Introduction to human rights and responsibilities under the Ontario Human Rights Code (revised 2014).
April 3, 2017 - The Ontario Human Rights Commission (OHRC) welcomes the introduction of Bill 89, Supporting Children, Youth and Families Act, 2017. The Bill responds to human rights concerns raised by the OHRC about various aspects of Ontario’s child welfare system, including the overrepresentation of Indigenous and racialized children and youth in Ontario’s child welfare system.
October 29, 2015 - Dear Premier Wynne, There is a clear connection between violence against women and the disparate social and economic status women face in our society, and indeed, across the globe. It is with respect to this disparate social and economic status, particularly that of Indigenous women in our province, that I write this letter.
2015 - The Ontario Human Rights Code is a provincial law that gives everybody the right to be free from discrimination in five parts of society – called social areas – based on one or more grounds. The five social areas are: employment, housing, services and facilities (such as education, health care, police, government, shops or restaurants), unions and vocational associations, and contracts or agreements.
February 29, 2016 - The OHRC is concerned that segregation is being used in a manner that violates prisoners’ rights under Ontario’s Human Rights Code. As a result, the OHRC is calling upon MCSCS to end this practice and, in the meantime implement interim measures, including strict time limits and external oversight, to reduce the harm of segregation on vulnerable prisoners.
When child welfare authorities remove children from their caregivers because of concerns about abuse or neglect, it can be traumatic and tragic for everyone involved – children, their families and even their communities. Being admitted into care comes with far-reaching consequences that can have a negative impact on children’s future ability to thrive. It is an unfortunate reality that some children need to be placed in care to keep them safe. But too often, for First Nations, Métis, Inuit, Black and other racialized families, being involved with the child welfare system and having a child removed is fraught with concerns that the system is not meeting their or their children’s needs, is harmful, and may be discriminatory.
Toronto - Chief Commissioner Barbara Hall today released the Ontario Human Rights Commission's 2010-2011 Annual Report.
Toronto - The Ontario Human Rights Commission is seeking leave to intervene as a friend of the Court in the “Neptune 4” case, being heard by the Toronto Police Service Disciplinary Tribunal. The action is part of a longstanding effort by the OHRC to tackle racial profiling – an issue at the heart of the Commission’s mandate to promote and advance respect for human rights in Ontario.
What protection does the Ontario Human Rights Code offer?
The Ontario Human Rights Code (the Code) recognizes the dignity and worth of every person in Ontario. It provides for equal rights and opportunities, and freedom from discrimination. Indigenous peoples, including status, non-status, First Nations, Métis and Inuit peoples, are included in these protections.
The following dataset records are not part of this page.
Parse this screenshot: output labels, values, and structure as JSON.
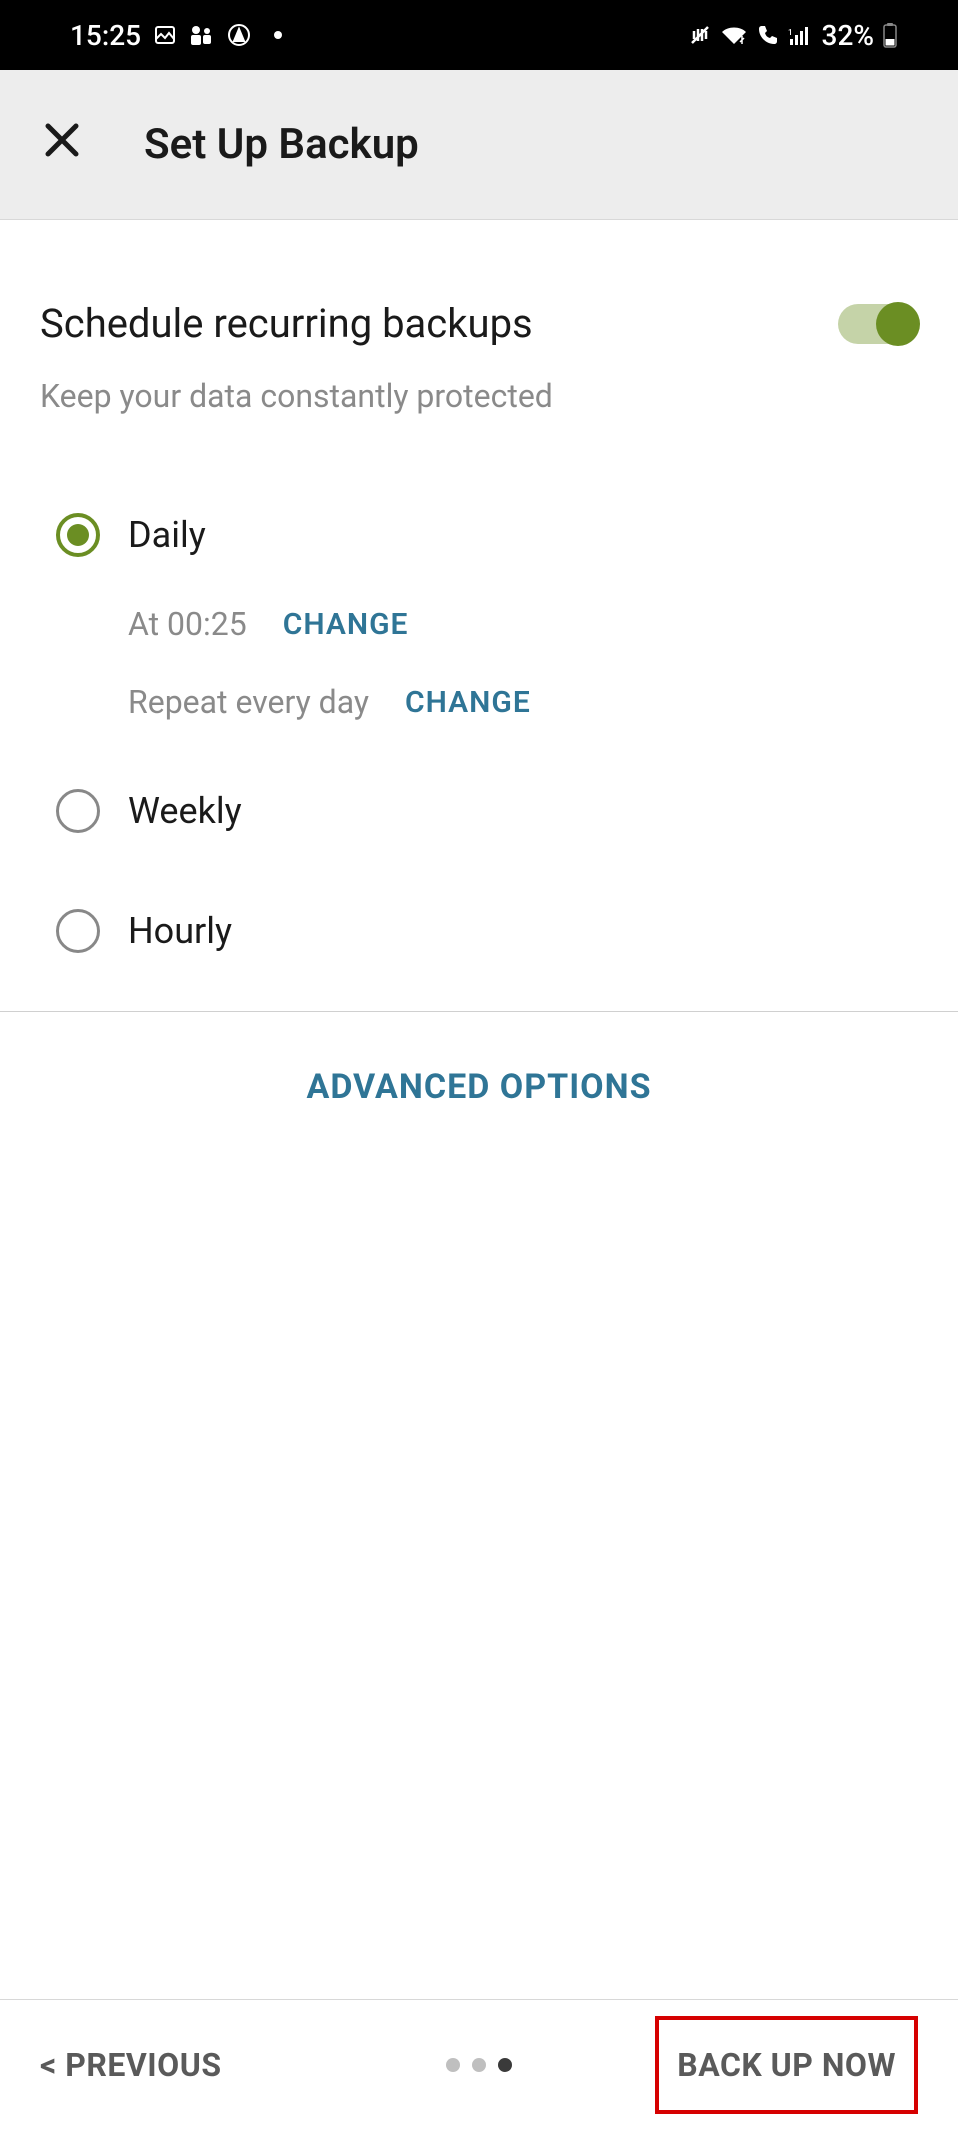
{
  "status_bar": {
    "time": "15:25",
    "battery_percent": "32%"
  },
  "header": {
    "title": "Set Up Backup"
  },
  "schedule": {
    "title": "Schedule recurring backups",
    "subtitle": "Keep your data constantly protected",
    "toggle_on": true
  },
  "options": {
    "daily": {
      "label": "Daily",
      "selected": true,
      "time_text": "At 00:25",
      "time_change": "CHANGE",
      "repeat_text": "Repeat every day",
      "repeat_change": "CHANGE"
    },
    "weekly": {
      "label": "Weekly",
      "selected": false
    },
    "hourly": {
      "label": "Hourly",
      "selected": false
    }
  },
  "advanced_label": "ADVANCED OPTIONS",
  "footer": {
    "previous": "< PREVIOUS",
    "backup_now": "BACK UP NOW",
    "page_count": 3,
    "page_active": 3
  }
}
The Code prohibits discrimination and harassment based on 17 personal attributes – called grounds. Creed is one of the protected grounds.
Toronto - Chief Commissioner Barbara Hall and the Ontario Human Rights Commission today launched “Right at home: Report on the consultation on human rights and rental housing in Ontario.” This report, which follows a year of public sessions, meetings and submissions involving hundreds of individuals and organizations across the province, focuses on housing as a human right, and sets out a framework for collective action to identify, remove and prevent discrimination in rental housing.